If there were any lingering doubts about his intentions towards Strikeforce, UFC president Dana White removed them all in an open declaration of war following last night?s ?UFC on Versus? event, saying that there would be ?a fight until somebody goes away - and believe me when I tell you, its going to be them.?
Interestingly, White?s ire was not directed at Strikeforce CEO Scott Coker, whom he professes respect for, but Strikeforce?s partners at the Showtime television company.
"I really, really, really dislike these guys at Showtime. I really dislike them? well, I shouldn't even say 'the guys' ? there's a guy there, and he's a [expletive]. I don't like him, and you guys know how I am. So, it is what it is, and unfortunately Scott's caught in the middle,? he said at the post-fight press conference.
"This is a fight. They started the fight with me. I didn't start the fight; they did. And you know how I get, and that's really what it's all about?. "We're going to fight until somebody goes away. Believe me when I tell you it's going to be them."
Sticking to tried and tested tactics that hurt EliteXC and Affliction Entertainment, the UFC will likely be counter-programming Strikeforce throughout the year, although White dismissed rumours of an April 17th event to go head-to-head with Strikeforce?s event, which will air on CBS.
"I was never putting an April 17 show on,. The media started calling me and asking me. I just let it ride out and let [Strikeforce] sweat it. F*ck them. You want to compete with us? Let's do it,? he said. ?"I never, ever said I was doing an April 17 show. People asked me questions, and I said, 'Hmm, that's interesting.' I played a little bit.?
White also said he will most likely be putting a bid in for Jake Shields, the Strikeforce middleweight champion, when his contract expires after the April 17th fight with Dan Henderson.
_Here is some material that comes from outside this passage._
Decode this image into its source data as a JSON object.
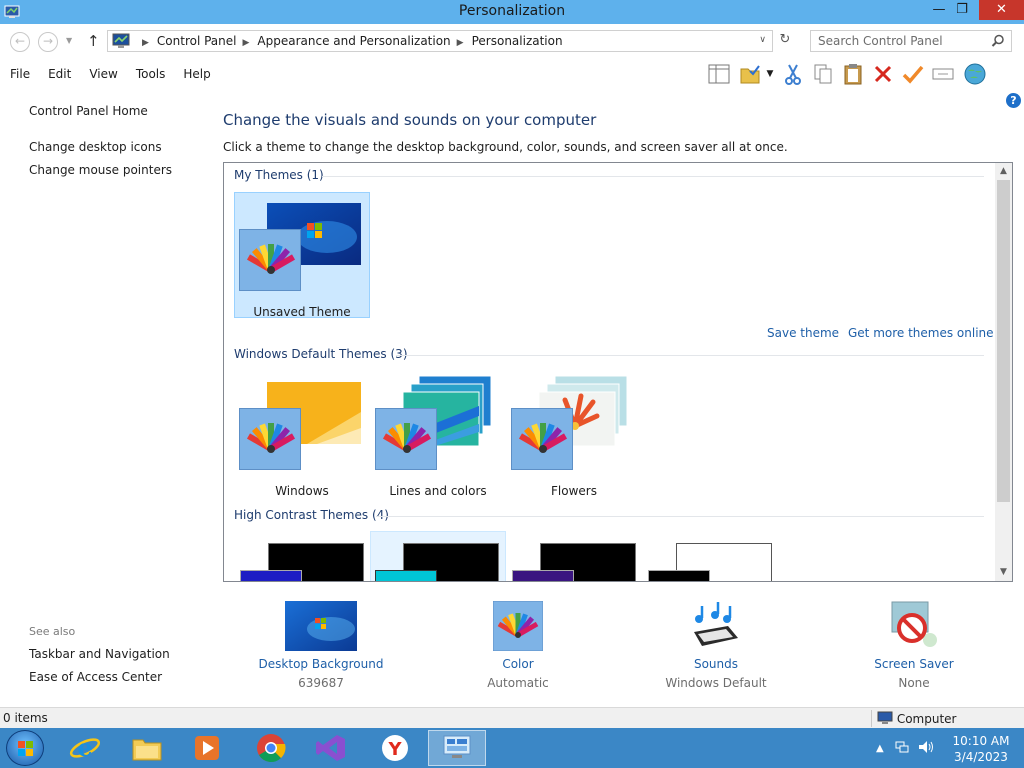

Win or lose, Shields will be a free agent after the fight while White has two ways to win: either by stealing one of Strikeforce?s main stars or forcing them to spend extra money to retain him by pushing his price up with a bidding war.